Posted at 3:54 PM, Jul 14, 2022
and last updated 2022-07-15 10:22:16-04

SALT LAKE CITY — The U.S. Forest Service has approved the controversial Uinta Basin railway line, opening up energy exports from eastern Utah to other parts of the country much easier.

The agency approved a line through the Ashley National Forest to connect the region to other national rail lines.

"The rationale for this decision is that proposed project activities and facilities related to construction on NFS [National Forest Service] lands can be constructed and operated with minimal adverse impacts of concern to environmental resources and with minimal conflicts with LRMP [Land Resource Management Planning] standards and guidelines," the agency said in its decision.

Utah political leaders cheered the approval on Thursday.

"This is a huge victory that will get Utah energy to market faster, more cleanly, more safely, and will help the economies of eastern Utah," Governor Spencer Cox said in a statement. "State and local governments, the Ute Tribe, energy producers and rail companies have been making the argument for decades that improved access to the outside world will help the Basin diversify its economy. Without a doubt, this infrastructure will improve economic opportunities for individuals, families and businesses. We’re excited to see the potential of this region unleashed."

Sen. Mike Lee was also happy with it.

Senate President J. Stuart Adams, R-Layton, said in a tweet that it would help lower gas prices.

But the rail line has faced controversy (and will still). Conservation groups have repeatedly objected to the rail line and its impacts on the environment.

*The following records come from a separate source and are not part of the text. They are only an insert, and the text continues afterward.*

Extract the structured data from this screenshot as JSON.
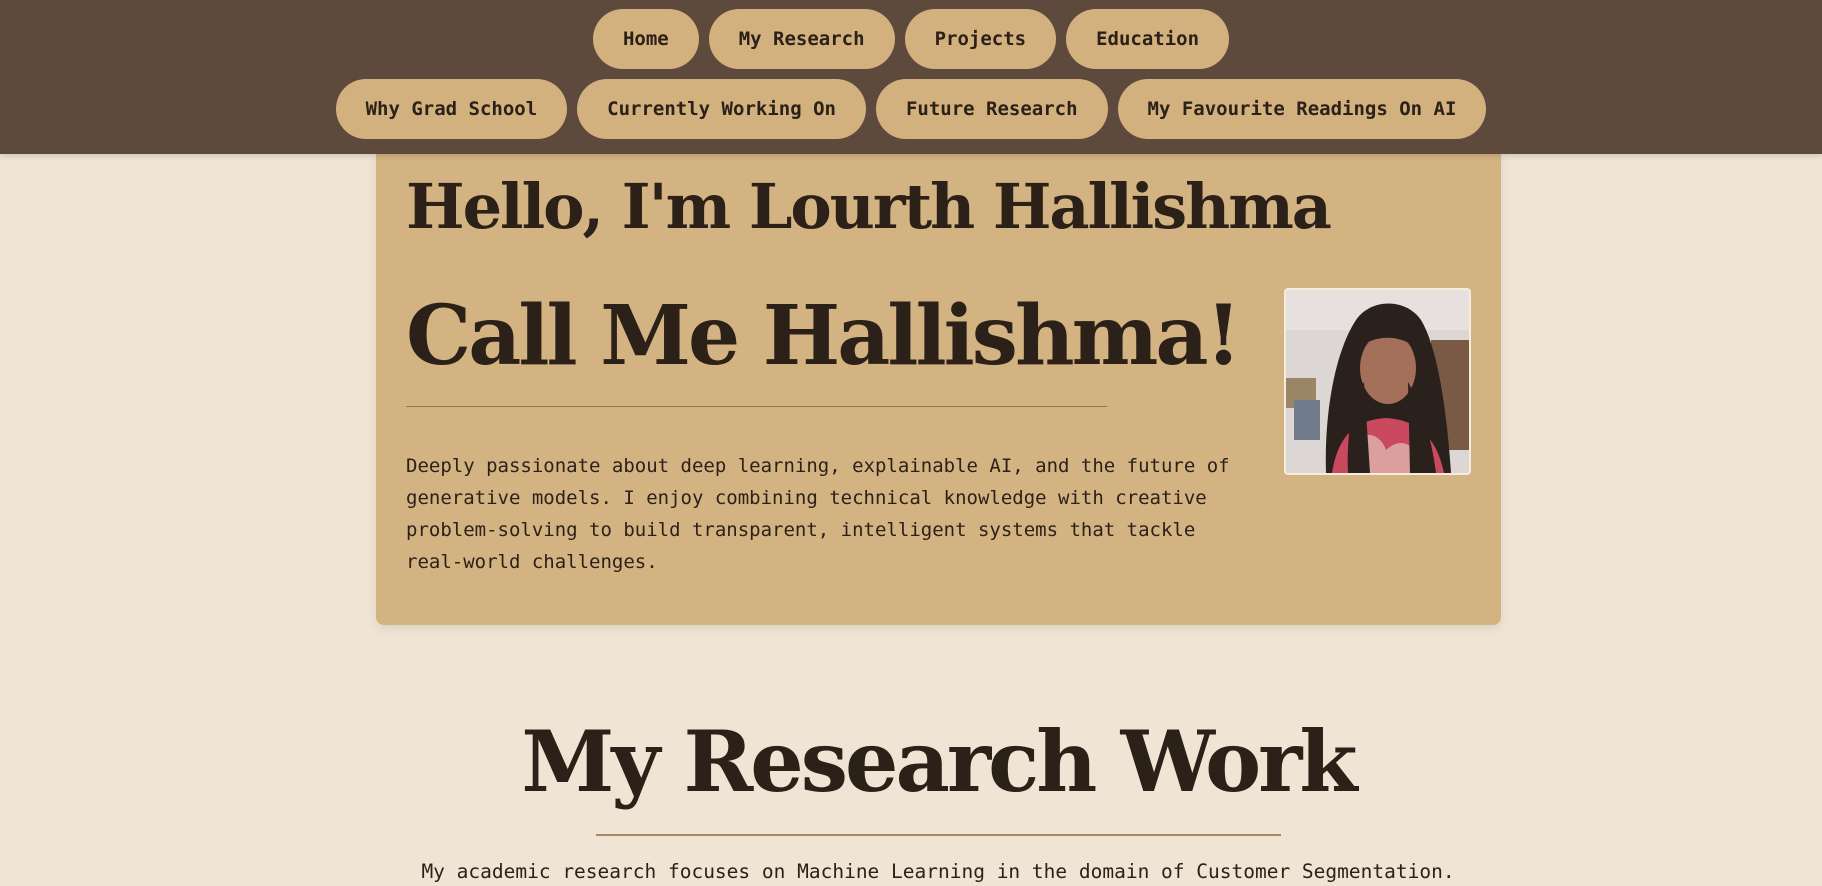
{
  "nav": {
    "row1": [
      {
        "label": "Home"
      },
      {
        "label": "My Research"
      },
      {
        "label": "Projects"
      },
      {
        "label": "Education"
      }
    ],
    "row2": [
      {
        "label": "Why Grad School"
      },
      {
        "label": "Currently Working On"
      },
      {
        "label": "Future Research"
      },
      {
        "label": "My Favourite Readings On AI"
      }
    ]
  },
  "hero": {
    "greeting": "Hello, I'm Lourth Hallishma",
    "nickname": "Call Me Hallishma!",
    "description": "Deeply passionate about deep learning, explainable AI, and the future of generative models. I enjoy combining technical knowledge with creative problem-solving to build transparent, intelligent systems that tackle real-world challenges."
  },
  "research": {
    "title": "My Research Work",
    "description": "My academic research focuses on Machine Learning in the domain of Customer Segmentation."
  },
  "colors": {
    "nav_background": "#5d4a3d",
    "pill": "#d3b17f",
    "card": "#d4b382",
    "page_background": "#f0e5d4",
    "text": "#2b2118"
  }
}
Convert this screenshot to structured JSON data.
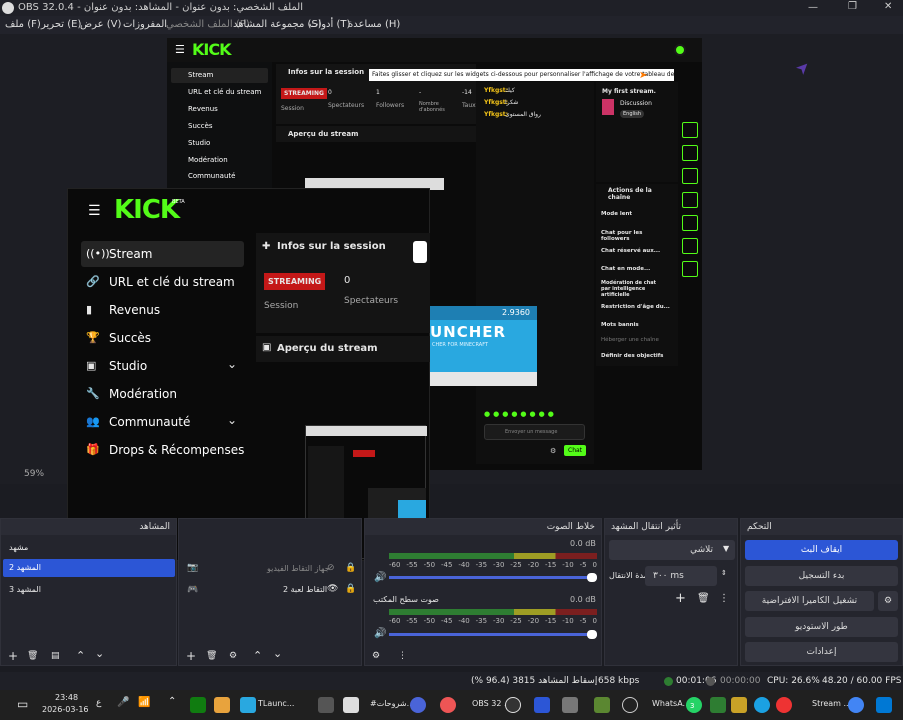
{
  "window": {
    "title": "OBS 32.0.4 - الملف الشخصي: بدون عنوان - المشاهد: بدون عنوان"
  },
  "menu": {
    "file": "ملف (F)",
    "edit": "تحرير (E)",
    "view": "عرض (V)",
    "docks": "المفروزات",
    "profile": "الملف الشخصي (P)",
    "scene_collection": "مجموعة المشاهد (S)",
    "tools": "أدوات (T)",
    "help": "مساعدة (H)"
  },
  "kick_back": {
    "brand": "KICK",
    "nav": [
      "Stream",
      "URL et clé du stream",
      "Revenus",
      "Succès",
      "Studio",
      "Modération",
      "Communauté"
    ],
    "session_title": "Infos sur la session",
    "badge": "STREAMING",
    "stats": [
      {
        "label": "Session",
        "value": ""
      },
      {
        "label": "Spectateurs",
        "value": "0"
      },
      {
        "label": "Followers",
        "value": "1"
      },
      {
        "label": "Nombre d'abonnés",
        "value": "-"
      },
      {
        "label": "Taux",
        "value": "-14"
      }
    ],
    "apercu": "Aperçu du stream",
    "tooltip": "Faites glisser et cliquez sur les widgets ci-dessous pour personnaliser l'affichage de votre tableau de bord",
    "chat": [
      {
        "user": "Yfkgst:",
        "msg": "كيك"
      },
      {
        "user": "Yfkgst:",
        "msg": "شكرا"
      },
      {
        "user": "Yfkgst:",
        "msg": "رواق المستوى"
      }
    ],
    "chat_placeholder": "Envoyer un message",
    "chat_button": "Chat",
    "first_stream": "My first stream.",
    "category": "Discussion",
    "language": "English",
    "actions_title": "Actions de la chaîne",
    "actions": [
      "Mode lent",
      "Chat pour les followers",
      "Chat réservé aux...",
      "Chat en mode...",
      "Modération de chat par intelligence artificielle",
      "Restriction d'âge du...",
      "Mots bannis",
      "Héberger une chaîne",
      "Définir des objectifs"
    ],
    "zoom": "59%"
  },
  "kick_front": {
    "brand": "KICK",
    "beta": "BETA",
    "nav": [
      "Stream",
      "URL et clé du stream",
      "Revenus",
      "Succès",
      "Studio",
      "Modération",
      "Communauté",
      "Drops & Récompenses"
    ],
    "session_title": "Infos sur la session",
    "badge": "STREAMING",
    "viewers": "0",
    "label_session": "Session",
    "label_viewers": "Spectateurs",
    "apercu": "Aperçu du stream"
  },
  "launcher": {
    "title": "UNCHER",
    "subtitle": "CHER FOR MINECRAFT",
    "version": "2.9360"
  },
  "scenes": {
    "title": "المشاهد",
    "items": [
      "مشهد",
      "المشهد 2",
      "المشهد 3"
    ],
    "selected": 1
  },
  "sources": {
    "title": "المصادر",
    "items": [
      {
        "name": "جهاز التقاط الفيديو"
      },
      {
        "name": "التقاط لعبة 2"
      }
    ]
  },
  "audio": {
    "title": "خلاط الصوت",
    "channels": [
      {
        "name": "صوت سطح المكتب",
        "db": "0.0 dB"
      },
      {
        "name": "المايك",
        "db": "0.0 dB"
      }
    ],
    "ticks": [
      "-60",
      "-55",
      "-50",
      "-45",
      "-40",
      "-35",
      "-30",
      "-25",
      "-20",
      "-15",
      "-10",
      "-5",
      "0"
    ]
  },
  "transitions": {
    "title": "تأثير انتقال المشهد",
    "type": "تلاشي",
    "duration_label": "مدة الانتقال",
    "duration": "٣٠٠ ms"
  },
  "controls": {
    "title": "التحكم",
    "stop_stream": "ايقاف البث",
    "start_record": "بدء التسجيل",
    "virtual_cam": "تشغيل الكاميرا الافتراضية",
    "studio_mode": "طور الاستوديو",
    "settings": "إعدادات"
  },
  "status": {
    "dropped": "إسقاط المشاهد 3815 (96.4 %)",
    "bitrate": "658 kbps",
    "stream_time": "00:01:06",
    "rec_time": "00:00:00",
    "cpu": "CPU: 26.6%",
    "fps": "48.20 / 60.00 FPS"
  },
  "taskbar": {
    "time": "23:48",
    "date": "2026-03-16",
    "lang": "ع",
    "apps": [
      "TLaunc...",
      "#شروحات...",
      "OBS 32 ...",
      "WhatsA...",
      "Stream ..."
    ],
    "badge": "3"
  },
  "colors": {
    "kick_green": "#53fc18",
    "obs_blue": "#2c56d6",
    "streaming_red": "#c41818"
  }
}
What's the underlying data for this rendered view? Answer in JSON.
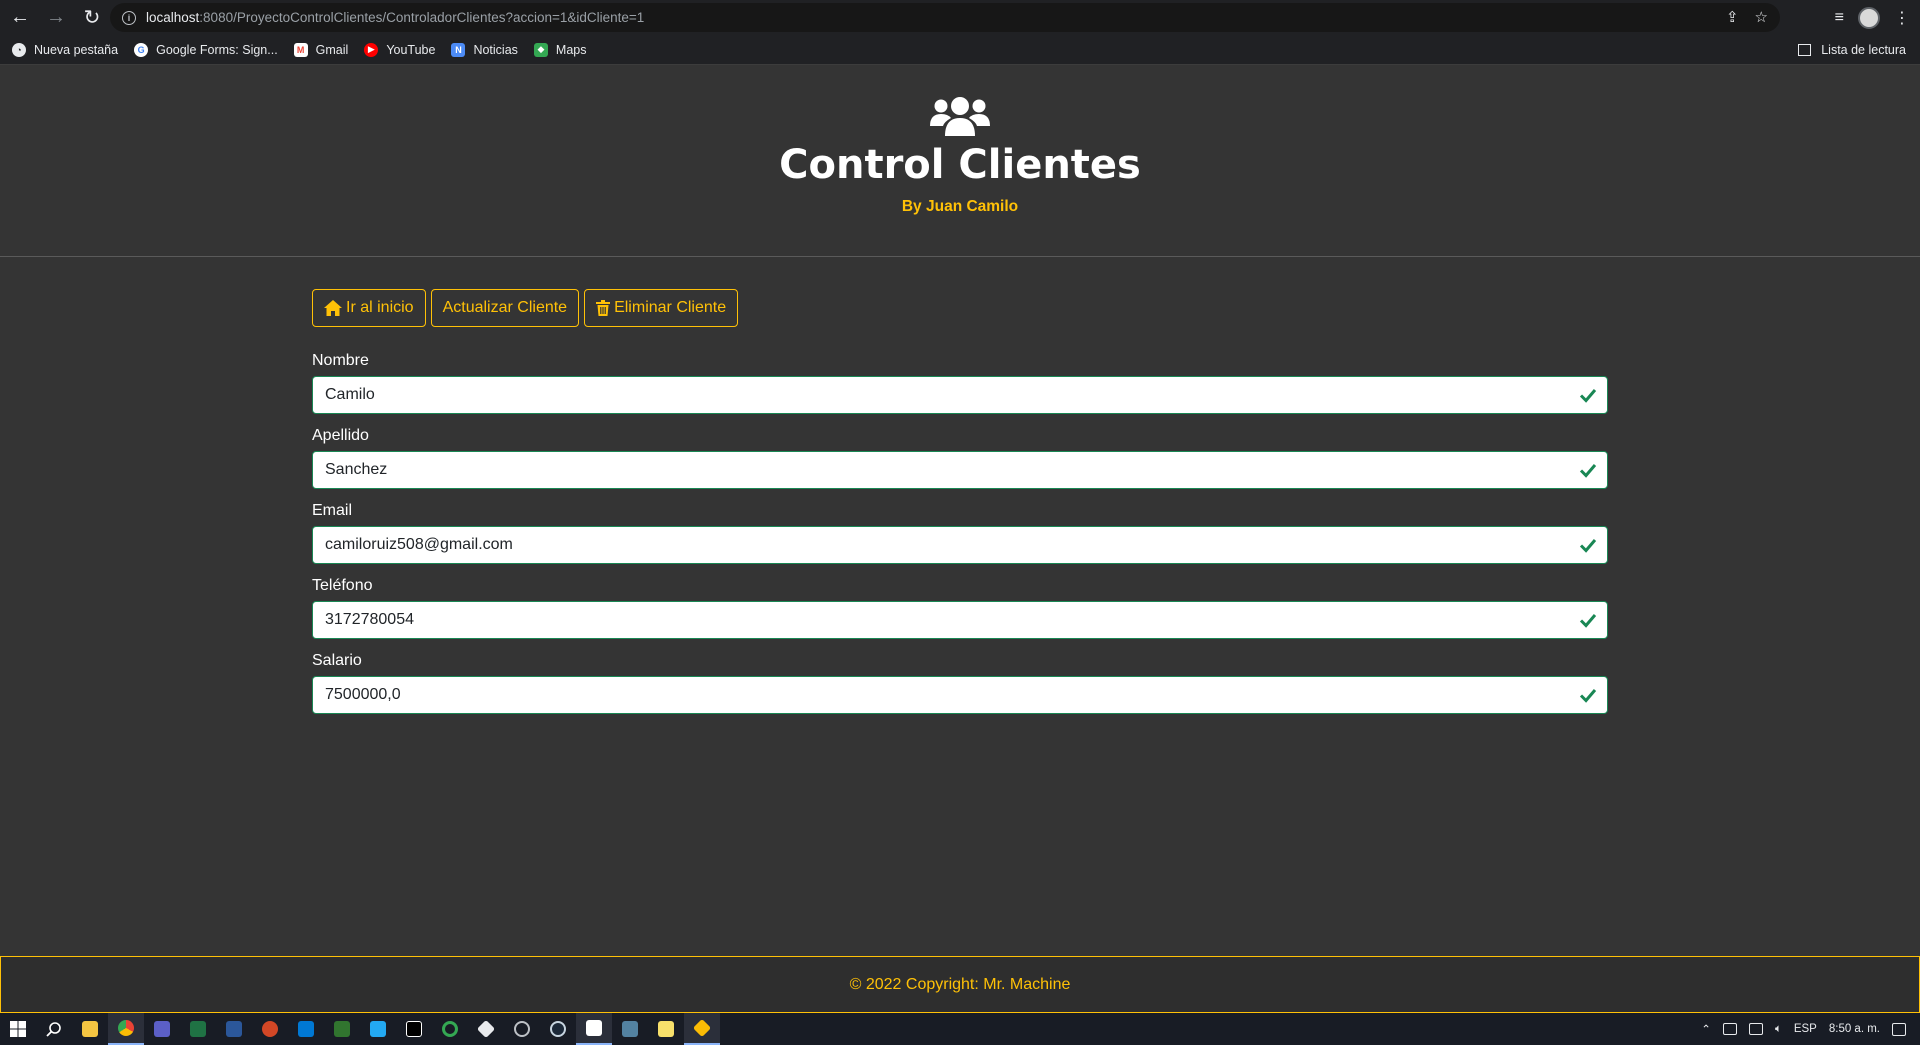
{
  "browser": {
    "url_host": "localhost",
    "url_rest": ":8080/ProyectoControlClientes/ControladorClientes?accion=1&idCliente=1",
    "bookmarks": [
      {
        "label": "Nueva pestaña",
        "icon": "new-tab-icon",
        "color": "#e8eaed"
      },
      {
        "label": "Google Forms: Sign...",
        "icon": "google-icon",
        "color": "#4285f4"
      },
      {
        "label": "Gmail",
        "icon": "gmail-icon",
        "color": "#ea4335"
      },
      {
        "label": "YouTube",
        "icon": "youtube-icon",
        "color": "#ff0000"
      },
      {
        "label": "Noticias",
        "icon": "news-icon",
        "color": "#4c8bf5"
      },
      {
        "label": "Maps",
        "icon": "maps-icon",
        "color": "#34a853"
      }
    ],
    "reading_list": "Lista de lectura"
  },
  "header": {
    "title": "Control Clientes",
    "subtitle": "By Juan Camilo"
  },
  "actions": {
    "home": "Ir al inicio",
    "update": "Actualizar Cliente",
    "delete": "Eliminar Cliente"
  },
  "form": {
    "nombre": {
      "label": "Nombre",
      "value": "Camilo"
    },
    "apellido": {
      "label": "Apellido",
      "value": "Sanchez"
    },
    "email": {
      "label": "Email",
      "value": "camiloruiz508@gmail.com"
    },
    "telefono": {
      "label": "Teléfono",
      "value": "3172780054"
    },
    "salario": {
      "label": "Salario",
      "value": "7500000,0"
    }
  },
  "footer": {
    "text": "© 2022 Copyright: Mr. Machine"
  },
  "taskbar": {
    "language": "ESP",
    "time": "8:50 a. m."
  },
  "colors": {
    "accent": "#ffc107",
    "valid": "#198754",
    "background": "#343434"
  }
}
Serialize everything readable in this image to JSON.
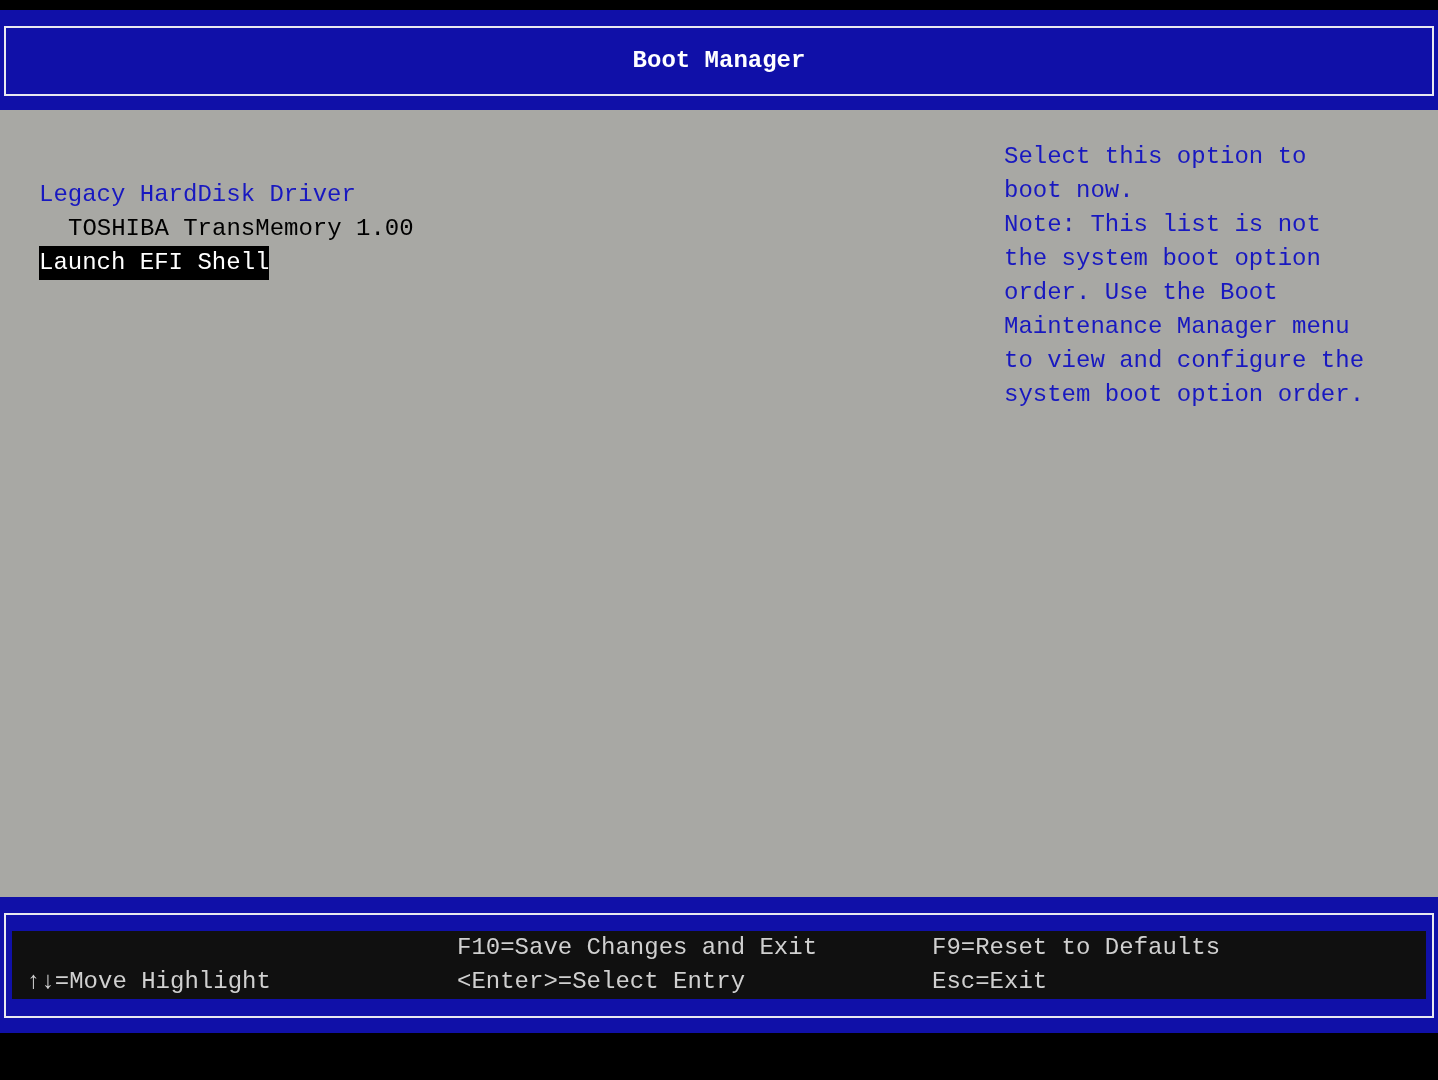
{
  "header": {
    "title": "Boot Manager"
  },
  "boot_menu": [
    {
      "kind": "group",
      "label": "Legacy HardDisk Driver",
      "selected": false
    },
    {
      "kind": "entry",
      "label": "TOSHIBA TransMemory 1.00",
      "selected": false
    },
    {
      "kind": "entry",
      "label": "Launch EFI Shell",
      "selected": true
    }
  ],
  "help_text": [
    "Select this option to boot now.",
    "Note: This list is not the system boot option order. Use the Boot Maintenance Manager menu to view and configure the system boot option order."
  ],
  "key_hints": [
    {
      "line_2": "↑↓=Move Highlight"
    },
    {
      "line_1": "F10=Save Changes and Exit",
      "line_2": "<Enter>=Select Entry"
    },
    {
      "line_1": "F9=Reset to Defaults",
      "line_2": "Esc=Exit"
    }
  ]
}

The Center for Biological Diversity has ongoing litigation on it, as is Eagle Co., Colo.

"The fight to stop this terrible environmentally damaging project is not over as the special use authorization hasn’t been issued yet," Deeda Seed, the public lands senior campaigner for the Center for Biological Diversity, said in a text message to FOX 13 News. "And we’re suing because in addition to being an enormous boondoggle- we can’t afford to emit 53 million metric tons of additional carbon pollution per year which will exacerbate the drought, wildfires and speed up the death of Great Salt Lake."